Tuesday, June 5, 2018

Emoji Prints


4th grade students recently finished a Pop Art inspired printmaking lesson.  We began by talking about Pop Art, an art movement that began in the 1950's.  Artists made work inspired by popular culture and every day life. 


We viewed examples of work by a few artists, including Andy Warhol.  We noticed that Warhol used repeated imagery and bright colors in his work.  We then learned a bit about printmaking, an art technique that allows us to make multiple copies, or prints, of our work.  Students would be creating their own Pop Art prints, inspired by something popular today: emoji's!

Marilyn Monroe, by Andy Warhol
Students started by creating sketches of different emoji faces.  We had a reference sheet that we could borrow ideas from, or students were allowed to invent their own.  After drawing six different emoji's, students chose their favorite one to use for our printmaking project.  They redrew their emoji onto larger paper, and then transferred it onto foam.  The foam would be our "printing plate", which we would later ink and print onto paper.  Any lines drawn, or imprinted, into the foam don't get inked - leaving behind empty spaces on your paper.
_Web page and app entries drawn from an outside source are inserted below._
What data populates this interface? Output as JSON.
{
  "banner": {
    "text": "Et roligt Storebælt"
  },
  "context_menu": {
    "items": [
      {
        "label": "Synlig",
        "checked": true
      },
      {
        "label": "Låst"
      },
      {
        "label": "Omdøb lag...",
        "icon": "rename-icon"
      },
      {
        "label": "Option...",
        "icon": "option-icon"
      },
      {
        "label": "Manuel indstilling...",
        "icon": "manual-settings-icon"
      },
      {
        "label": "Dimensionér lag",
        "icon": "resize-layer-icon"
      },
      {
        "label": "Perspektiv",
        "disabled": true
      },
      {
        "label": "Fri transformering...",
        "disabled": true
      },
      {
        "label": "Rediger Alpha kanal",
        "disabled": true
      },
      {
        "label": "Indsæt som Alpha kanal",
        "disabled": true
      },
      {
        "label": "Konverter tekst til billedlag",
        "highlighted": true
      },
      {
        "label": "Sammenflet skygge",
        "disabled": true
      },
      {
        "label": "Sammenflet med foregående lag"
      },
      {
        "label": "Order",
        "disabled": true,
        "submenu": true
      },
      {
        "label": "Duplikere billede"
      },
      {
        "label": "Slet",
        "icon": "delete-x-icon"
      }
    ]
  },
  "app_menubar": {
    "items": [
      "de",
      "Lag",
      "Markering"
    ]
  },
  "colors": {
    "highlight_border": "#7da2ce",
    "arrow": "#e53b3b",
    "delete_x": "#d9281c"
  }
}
We practiced pulling our first set of prints using a brayer and black ink.  Before rolling ink onto their plate, students listened for a sticky sound and made sure ink filled their roller evenly.  We then applied ink to our printing plate and laid colored paper on top.  Students gently rubbed their paper to create a print, carefully pulling the paper away when ready.





Students spent a few class sessions making prints using various colored inks and papers.  Once we had a collection of prints, students chose their best work to mount onto black paper.   We thought about choosing a variety of colors, as well as which prints were most successful to us.  Before gluing our prints down, we tried different layouts that would create balance in our work.



Once our work was mounted, we signed our name and gave our work a unique title.  Students participated in a gallery walk, giving us a chance to see everyone's hard work and creativity.  We then talked as a group to share things we noticed during the walk.  Many students gave compliments to one another on creating interesting work or titles.  We also noticed that no two projects looked the same, even if students chose the same emoji.





Below are examples of our finished work:

Lucia - Ms. Barry
Morgan - Ms. Gallagher

Connor - Ms. Gallagher

Joseph - Ms. Gallagher

Lucas - Ms. Gallagher

Alen - Ms. Gallagher

Gracie - Ms. Barry

Jad - Ms. Barry

Ellen - Ms. Barry

Arianna - Ms. Barry

Francesca - Ms. Barry
Brenda - Ms. Gallagher
Tyler - Ms. Barry
Danica - Ms. Gallagher
Gigi - Ms. Gallagher

Tuesday, May 22, 2018

Pet Portraits by Third Grade


Third grade students recently created Pet Portraits out of air dry clay.

Joni, cat - Ms. Munger

We began our lesson by using play-dough to make pets, giving us a chance to practice modeling techniques and brainstorm ideas ahead of time.  Some pets we might actually have, while others were dream pets!


Students spent the following class creating their clay pet portraits.  The previous week we had learned how to make various shapes and forms when working with clay, including spheres, coils, and slabs.  These simple shapes can help you do so many things with your clay!


We used a little water on our finger to smooth out cracks or dry spots in the clay.  We also made sure to "scratch attach" (also known as scoring) any clay pieces together with a toothbrush and water.  This is important in creating a strong bond, otherwise attachments will fall right off.  Students could add texture or details using a wooden stylus.



During the next class, students painted their pet portraits, which had dried and hardened over the week.  We mixed unique colors using our amazing color mixing knowledge.  The following week we glazed our clay using Mod Podge, which adds shine and helps protect the paint.





We ended our project by creating observational drawings of our clay pets.  Many students remembered observational drawing from last year, when we did a still life painting of fruit.  We then did a "gallery walk", giving students a chance to see the hard work and creativity of their classmates.







Here are some examples of our finished work:

Dante, dog - Ms. Park

Yolanda, panda bear - Ms. Dileso

Angelina, frog - Ms. Park

Sydney, narwhal - Ms. Dileso

Emma, dog - Ms. Dileso

Azara, owl - Ms. Dileso

Kingston, cat - Ms. Dileso

Alexa, dog - Ms. Park

Maddox, snail - Ms. Park
Sylvia, dog - Ms. Dileso

Alex, ocelot - Ms. Park

Debora, dog - Ms. Park

Ella, bird - Ms. Park

Adrianna, cat - Ms. Park

Tayvon, bird - Ms. Park

Anthony, snake - Ms. Munger

Edward, dog - Ms. Munger

Roya, cat - Ms. Munger

Victoria, dog - Ms. Dileso

Nour, bear - Ms. Munger